Using these systems and methods for queue management, establishments can also be more efficient. For example, establishments that use these systems and methods can better keep accurate table inventories that can be used to speed seating. Additionally, with accurate table inventories and queue lists, establishments can better handle last minute changes or cancellations and quickly notify customers further down in the queue of openings and/or advances in the queue.

The systems and methods may also allow establishments to have continuous access to relevant data that can be used to identify problematic trends, customer needs/desires, and for better decision making. For example, customer and establishment information, among other things, may be monitored and/or reported to host server operators and/or third parties. This data can be monitored in any way. For instance, because the systems may contain host server 110 and the website, host server operators or third parties may access information directly from the host server or via the website. In this way, monitoring can be accomplished both on-site and from remote locations. This monitoring can also be accomplished in real-time (or in near real-time, due to imperfect data transmission speeds) or as desired.

These systems and methods may also facilitate establishments in queue management by keeping customers happier. This may be accomplished by allowing customers remotely choose establishments with shorter queues. Additionally, the systems and methods allow customers to roam outside of designated areas while waiting in queue. By doing this, establishments may grant customers a sense of freedom, order, and fairness. Waiting rooms may be emptier, quieter, and more organized. Parking lots may also be emptier. Additionally, establishments can use the data gathered to customize the queue management for individuals and/or groups of customers. For example, an establishment could review average dining times for a particular customers and thereby better estimate table availability when those particular customers are present. In another example, an establishment could monitor a customer's habits and use that information to customize advertising to that person. In this example, an establishment may send advertisements (e.g., text messages, discounts, wallpapers, popup ads, etc.) for a Mexican restaurant to a customer who habitually patronizes Mexican restaurants.
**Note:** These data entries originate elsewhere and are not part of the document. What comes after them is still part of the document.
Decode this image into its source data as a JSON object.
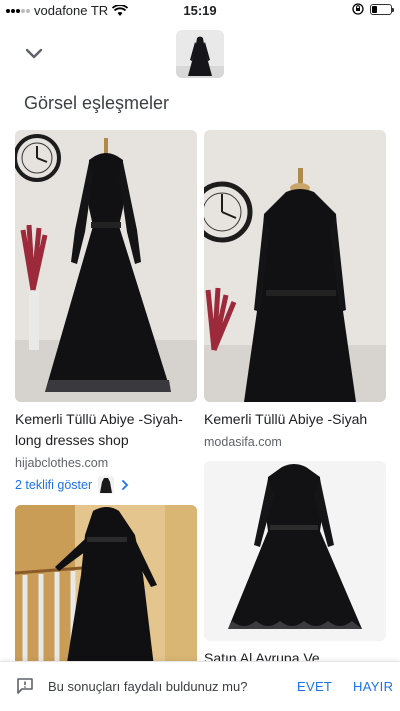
{
  "status_bar": {
    "carrier": "vodafone TR",
    "time": "15:19"
  },
  "header": {
    "title": "Görsel eşleşmeler"
  },
  "results": [
    {
      "title": "Kemerli Tüllü Abiye -Siyah-long dresses shop",
      "source": "hijabclothes.com",
      "offers": "2 teklifi göster"
    },
    {
      "title": "Kemerli Tüllü Abiye -Siyah",
      "source": "modasifa.com"
    },
    {
      "title": ""
    },
    {
      "title": "Satın Al Avrupa Ve"
    }
  ],
  "feedback": {
    "question": "Bu sonuçları faydalı buldunuz mu?",
    "yes": "EVET",
    "no": "HAYIR"
  },
  "colors": {
    "accent": "#1a73e8",
    "text": "#202124",
    "secondary_text": "#5f6368"
  }
}
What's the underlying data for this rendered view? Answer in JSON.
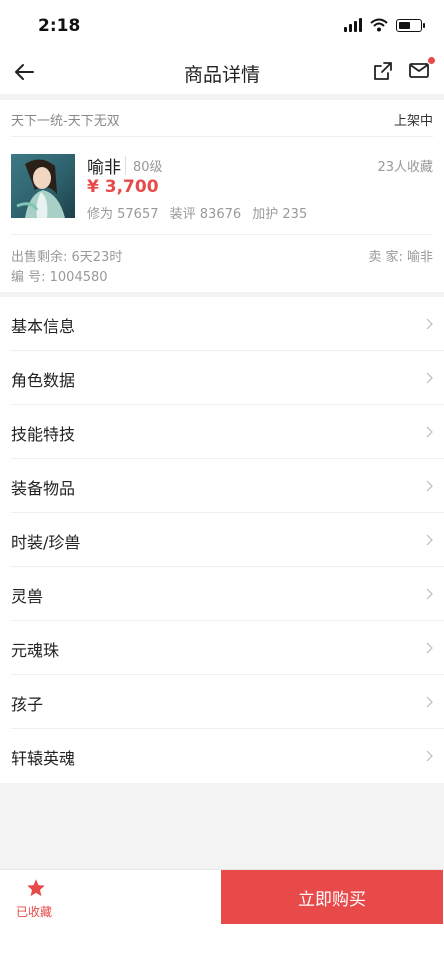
{
  "status_bar": {
    "time": "2:18"
  },
  "nav": {
    "title": "商品详情"
  },
  "product": {
    "server": "天下一统-天下无双",
    "listing_status": "上架中",
    "role_name": "喻非",
    "level": "80级",
    "collect_count": "23人收藏",
    "price": "¥ 3,700",
    "stats": [
      "修为 57657",
      "装评 83676",
      "加护 235"
    ],
    "remain_time": "出售剩余: 6天23时",
    "seller": "卖 家: 喻非",
    "serial": "编 号: 1004580"
  },
  "menu": [
    {
      "label": "基本信息"
    },
    {
      "label": "角色数据"
    },
    {
      "label": "技能特技"
    },
    {
      "label": "装备物品"
    },
    {
      "label": "时装/珍兽"
    },
    {
      "label": "灵兽"
    },
    {
      "label": "元魂珠"
    },
    {
      "label": "孩子"
    },
    {
      "label": "轩辕英魂"
    }
  ],
  "bottom": {
    "favorite_label": "已收藏",
    "buy_label": "立即购买"
  },
  "colors": {
    "accent": "#e84a4a",
    "text_primary": "#222222",
    "text_secondary": "#999999",
    "background": "#f3f3f3"
  },
  "icons": {
    "back": "arrow-left-icon",
    "share": "share-icon",
    "mail": "mail-icon",
    "chevron": "chevron-right-icon",
    "favorite": "star-icon"
  }
}
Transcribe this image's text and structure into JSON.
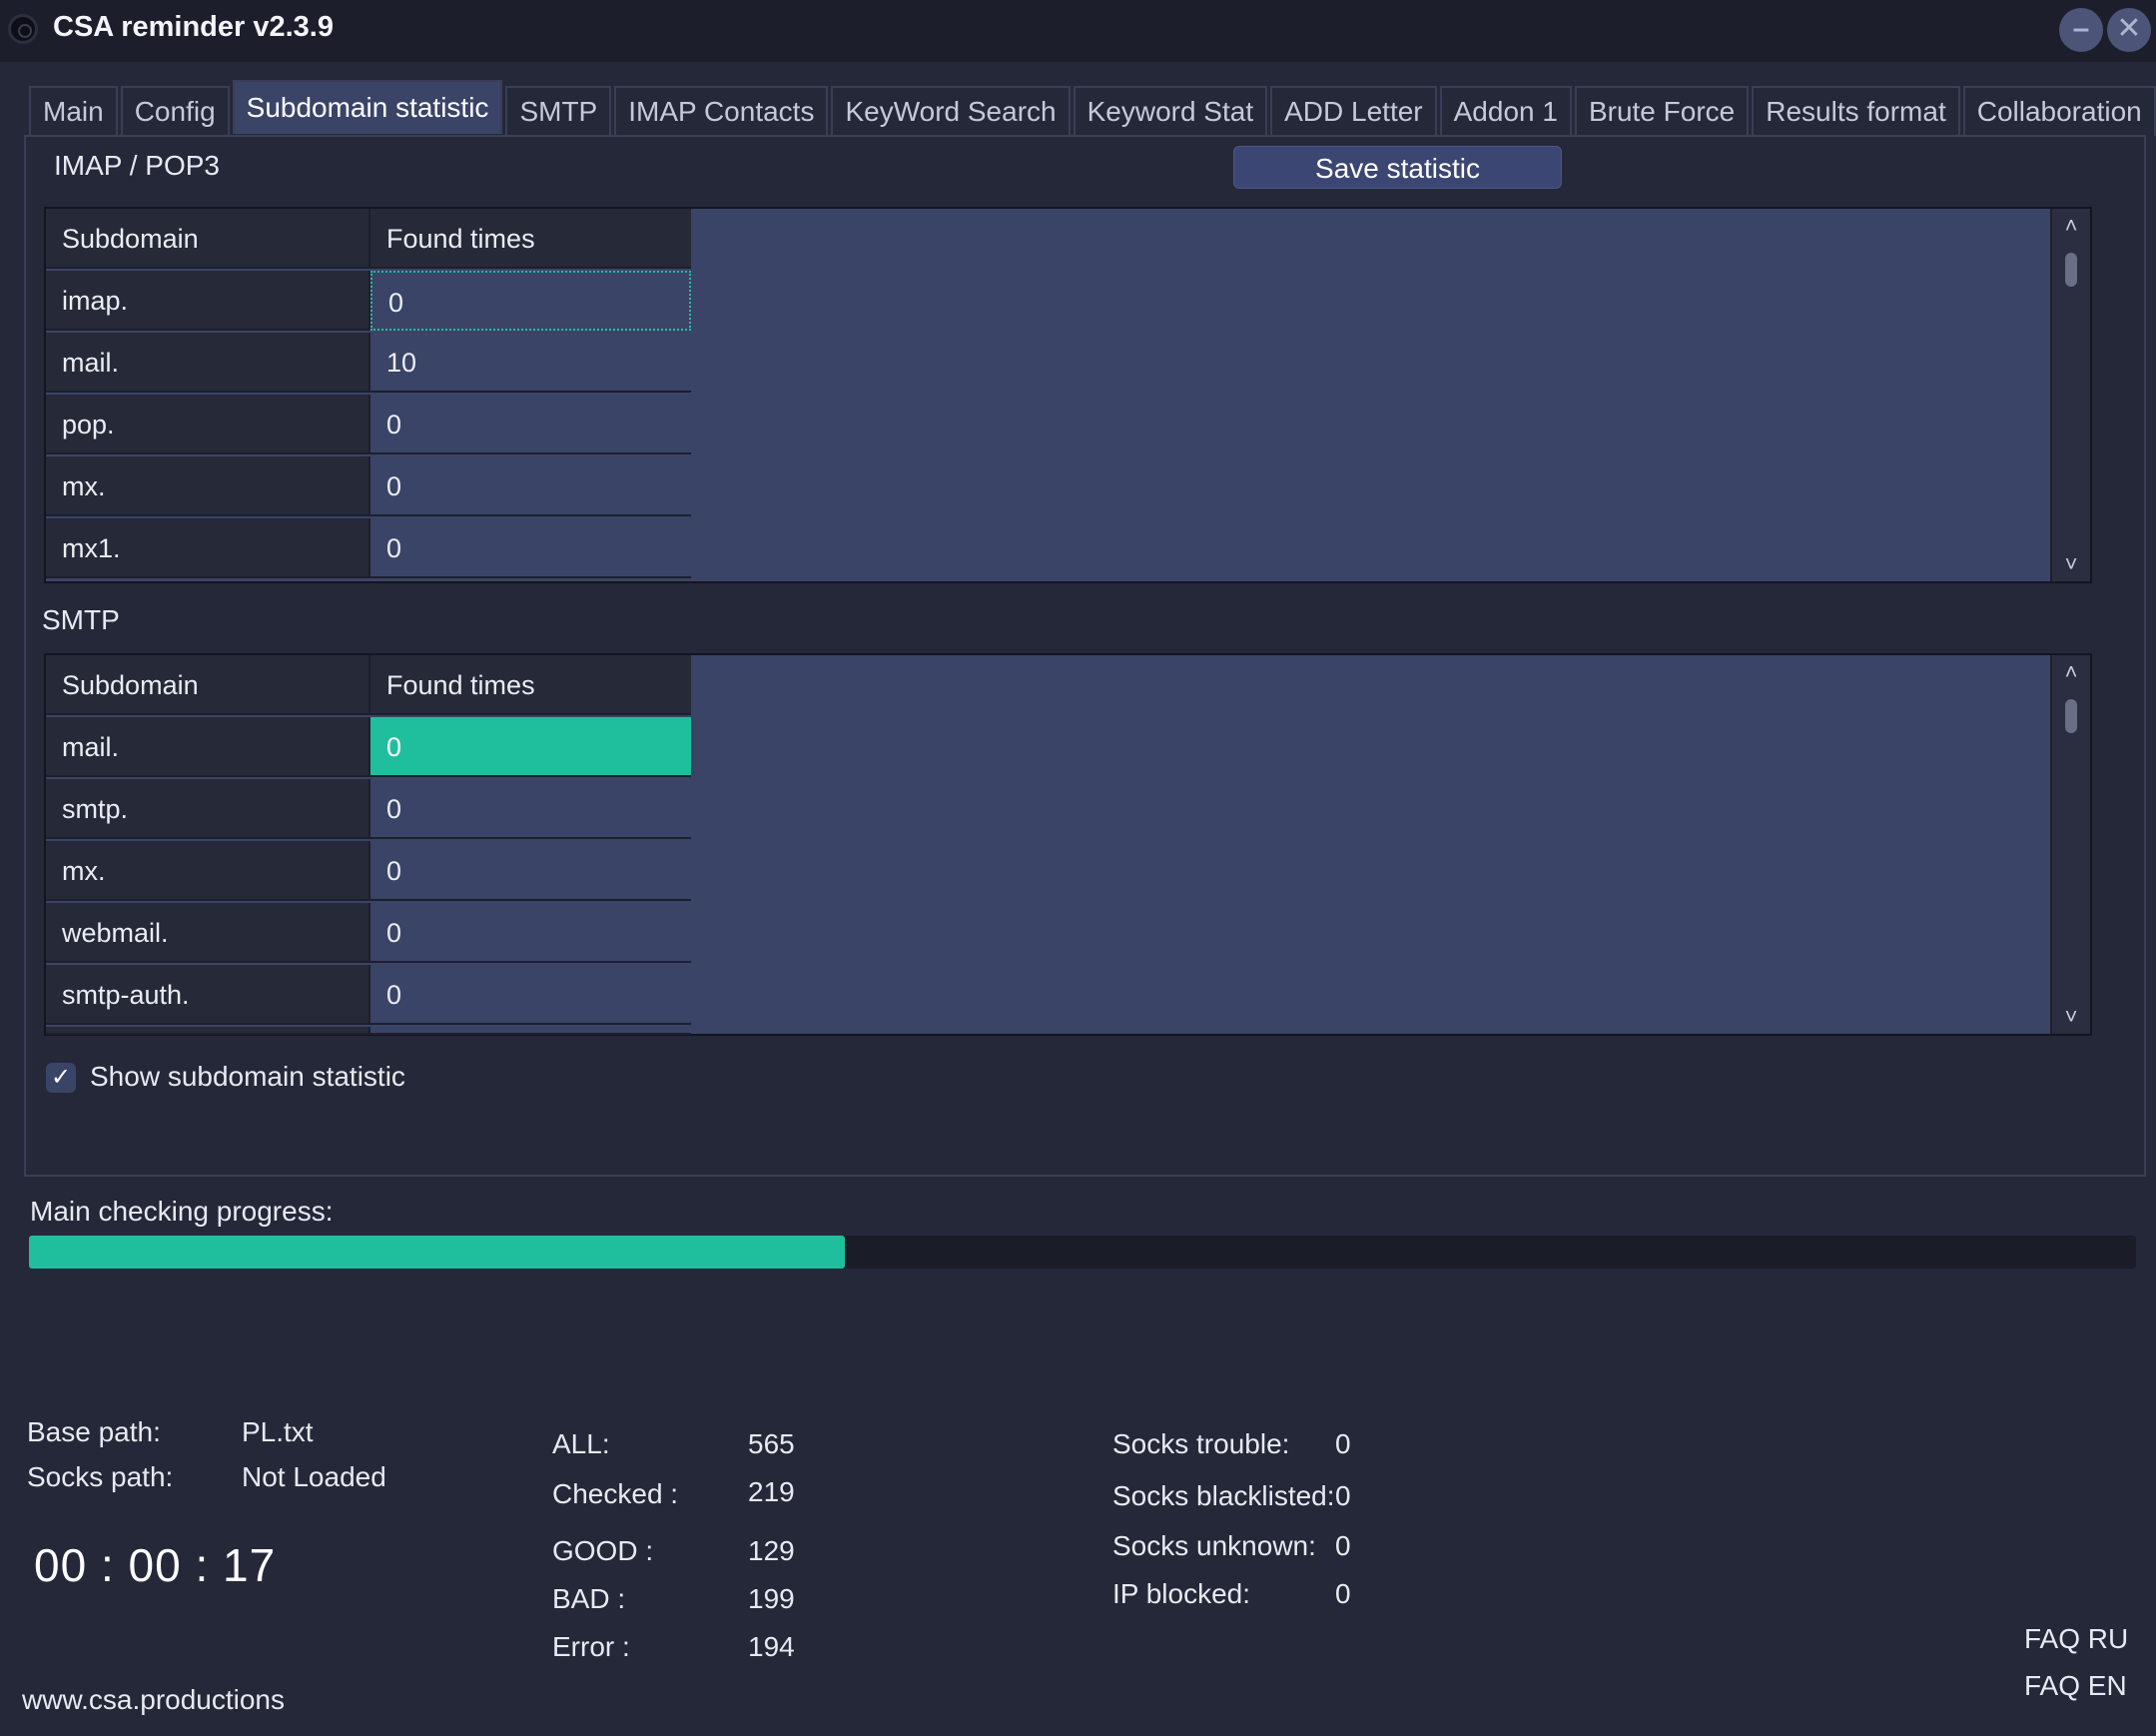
{
  "window": {
    "title": "CSA reminder v2.3.9",
    "minimize_glyph": "–",
    "close_glyph": "✕"
  },
  "tabs": [
    "Main",
    "Config",
    "Subdomain statistic",
    "SMTP",
    "IMAP Contacts",
    "KeyWord Search",
    "Keyword Stat",
    "ADD Letter",
    "Addon 1",
    "Brute Force",
    "Results format",
    "Collaboration"
  ],
  "active_tab": "Subdomain statistic",
  "imap_section": {
    "label": "IMAP / POP3",
    "save_button": "Save statistic",
    "header": {
      "subdomain": "Subdomain",
      "found": "Found times"
    },
    "rows": [
      {
        "subdomain": "imap.",
        "found": "0"
      },
      {
        "subdomain": "mail.",
        "found": "10"
      },
      {
        "subdomain": "pop.",
        "found": "0"
      },
      {
        "subdomain": "mx.",
        "found": "0"
      },
      {
        "subdomain": "mx1.",
        "found": "0"
      }
    ]
  },
  "smtp_section": {
    "label": "SMTP",
    "header": {
      "subdomain": "Subdomain",
      "found": "Found times"
    },
    "rows": [
      {
        "subdomain": "mail.",
        "found": "0"
      },
      {
        "subdomain": "smtp.",
        "found": "0"
      },
      {
        "subdomain": "mx.",
        "found": "0"
      },
      {
        "subdomain": "webmail.",
        "found": "0"
      },
      {
        "subdomain": "smtp-auth.",
        "found": "0"
      }
    ]
  },
  "show_statistic": {
    "label": "Show subdomain statistic",
    "checked": true,
    "glyph": "✓"
  },
  "progress": {
    "label": "Main checking progress:",
    "fraction": 0.387
  },
  "info": {
    "base_path_label": "Base path:",
    "base_path_value": "PL.txt",
    "socks_path_label": "Socks path:",
    "socks_path_value": "Not Loaded",
    "timer": "00 : 00 : 17"
  },
  "counts": {
    "all_label": "ALL:",
    "all": "565",
    "checked_label": "Checked :",
    "checked": "219",
    "good_label": "GOOD :",
    "good": "129",
    "bad_label": "BAD :",
    "bad": "199",
    "error_label": "Error :",
    "error": "194"
  },
  "socks": {
    "trouble_label": "Socks trouble:",
    "trouble": "0",
    "blacklisted_label": "Socks blacklisted:",
    "blacklisted": "0",
    "unknown_label": "Socks unknown:",
    "unknown": "0",
    "ip_blocked_label": "IP blocked:",
    "ip_blocked": "0"
  },
  "links": {
    "faq_ru": "FAQ RU",
    "faq_en": "FAQ EN",
    "website": "www.csa.productions"
  },
  "scroll_glyphs": {
    "up": "˄",
    "down": "˅"
  },
  "colors": {
    "accent": "#1fbf9d",
    "grid_bg": "#3a4467",
    "window_bg": "#252839"
  }
}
Benefits, other advantages, and solutions to problems have been described herein with regard to specific embodiments. However, the benefits, advantages, solutions to problems, and any element(s) that may cause any benefit, advantage, or solution to occur or become more pronounced are not to be construed as critical, required, or essential features or elements of any or all the claims or the invention. The scope of the invention is accordingly to be limited by nothing other than the appended claims, in which reference to an element in the singular is not intended to mean “one and only one” unless explicitly so stated, but rather “one or more.” All structural, chemical, and functional equivalents to the elements of the above-described exemplary embodiments that are known to those of ordinary skill in the art are expressly incorporated herein by reference and are intended to be encompassed by the present claims. Moreover, it is not necessary for a device, system, or method to address each and every problem sought to be solved by the present invention, for it to be encompassed by the present claims. Furthermore, no element, component, or method step in the present disclosure is intended to be dedicated to the public regardless of whether the element, component, or method step is explicitly recited in the claims. No claim element herein is to be construed under the provisions of 35 U.S.C. § 112, sixth paragraph, unless the element is expressly recited using the phrase “means for.” As used herein, the terms “comprises”, “comprising”, or any other variation thereof, are intended to cover a non-exclusive inclusion, such that a process, method, article, or apparatus that comprises a list of elements does not include only those elements but may include other elements not expressly listed or inherent to such process, method, article, or apparatus. Further, no element described herein is required for the practice of the invention unless expressly described as “essential” or “critical”.